Segment Open

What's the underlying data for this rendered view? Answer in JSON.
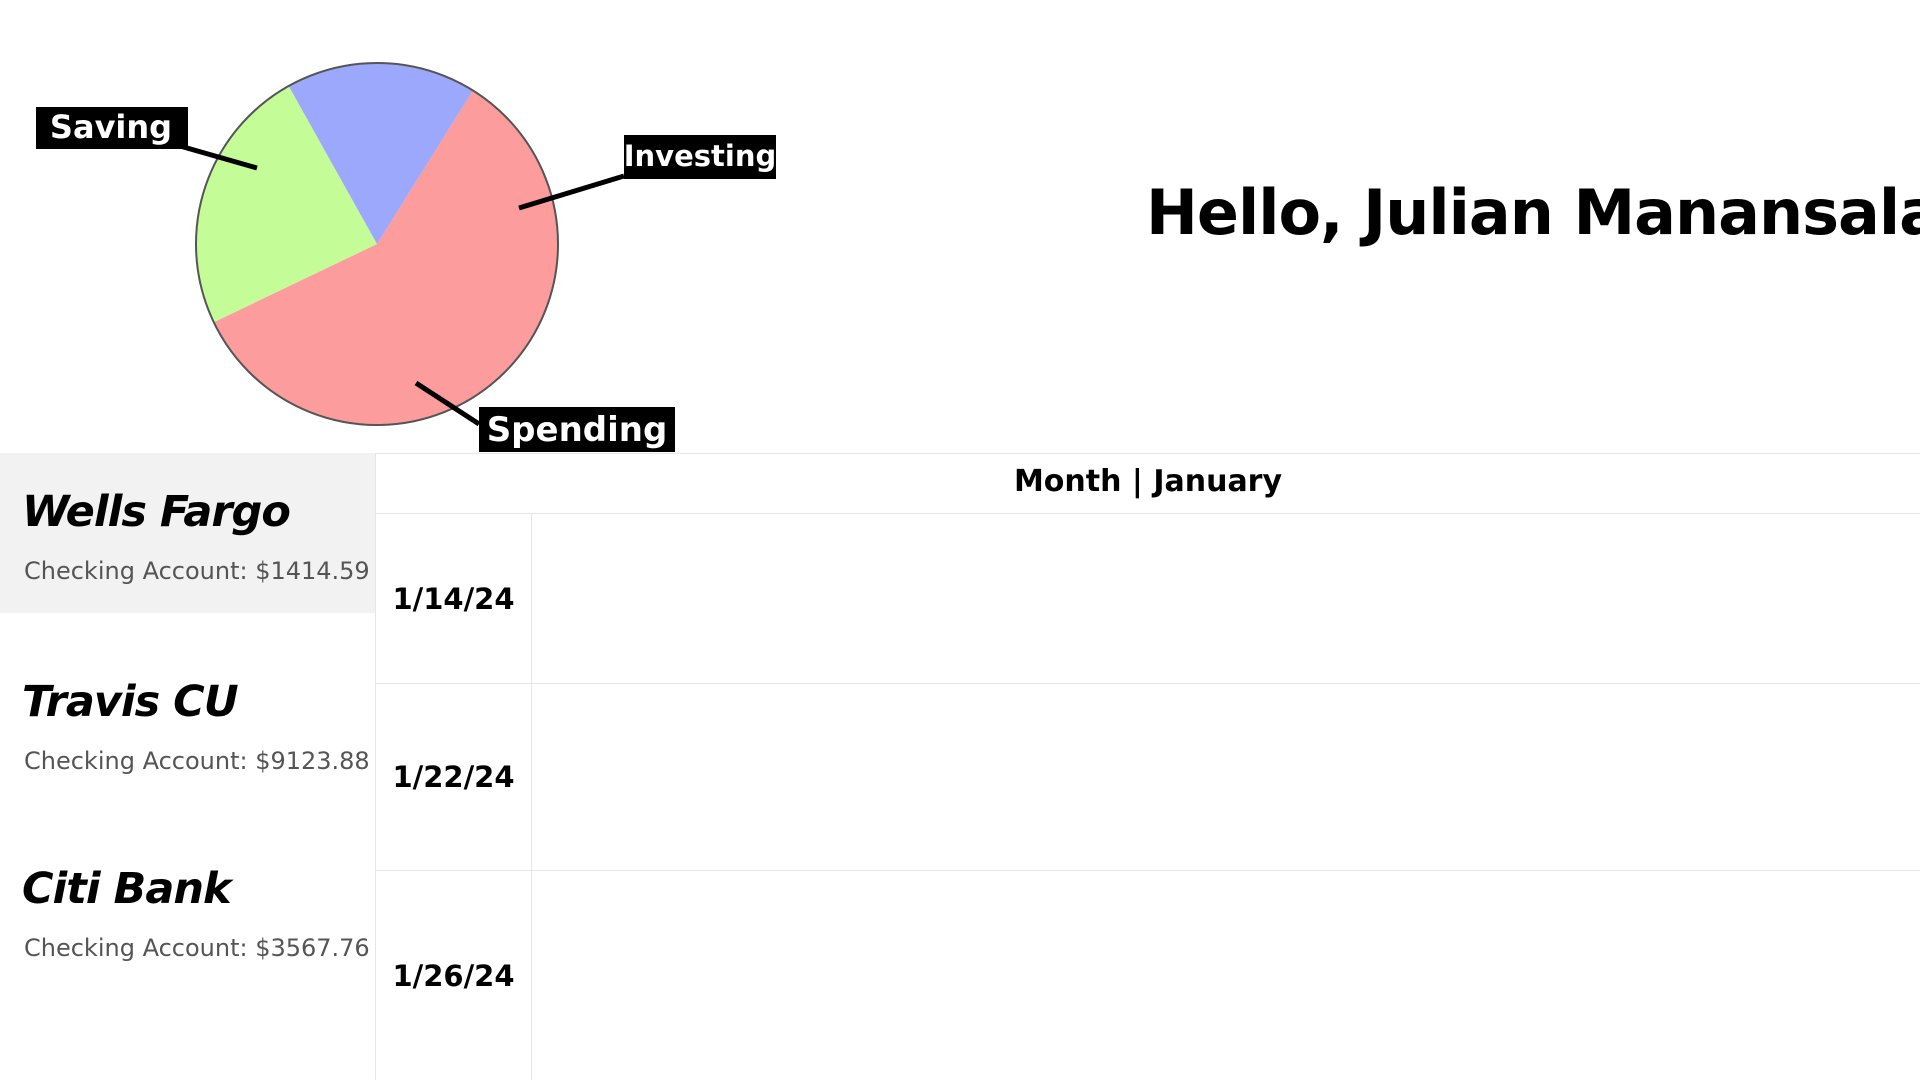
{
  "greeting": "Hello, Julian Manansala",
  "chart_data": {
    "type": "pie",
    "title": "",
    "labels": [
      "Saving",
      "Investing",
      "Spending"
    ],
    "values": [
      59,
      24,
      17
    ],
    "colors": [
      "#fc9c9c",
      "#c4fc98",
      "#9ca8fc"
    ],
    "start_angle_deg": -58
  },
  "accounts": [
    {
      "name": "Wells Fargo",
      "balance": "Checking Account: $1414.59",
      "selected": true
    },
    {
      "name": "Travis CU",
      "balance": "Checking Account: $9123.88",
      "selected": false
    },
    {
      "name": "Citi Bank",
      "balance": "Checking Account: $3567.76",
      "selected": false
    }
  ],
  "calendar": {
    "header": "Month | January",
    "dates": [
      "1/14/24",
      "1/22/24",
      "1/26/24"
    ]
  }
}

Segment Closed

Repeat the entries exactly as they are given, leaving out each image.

What's the underlying data for this rendered view? Answer in JSON.
{
  "greeting": "Hello, Julian Manansala",
  "chart_data": {
    "type": "pie",
    "title": "",
    "labels": [
      "Saving",
      "Investing",
      "Spending"
    ],
    "values": [
      59,
      24,
      17
    ],
    "colors": [
      "#fc9c9c",
      "#c4fc98",
      "#9ca8fc"
    ],
    "start_angle_deg": -58
  },
  "accounts": [
    {
      "name": "Wells Fargo",
      "balance": "Checking Account: $1414.59",
      "selected": true
    },
    {
      "name": "Travis CU",
      "balance": "Checking Account: $9123.88",
      "selected": false
    },
    {
      "name": "Citi Bank",
      "balance": "Checking Account: $3567.76",
      "selected": false
    }
  ],
  "calendar": {
    "header": "Month | January",
    "dates": [
      "1/14/24",
      "1/22/24",
      "1/26/24"
    ]
  }
}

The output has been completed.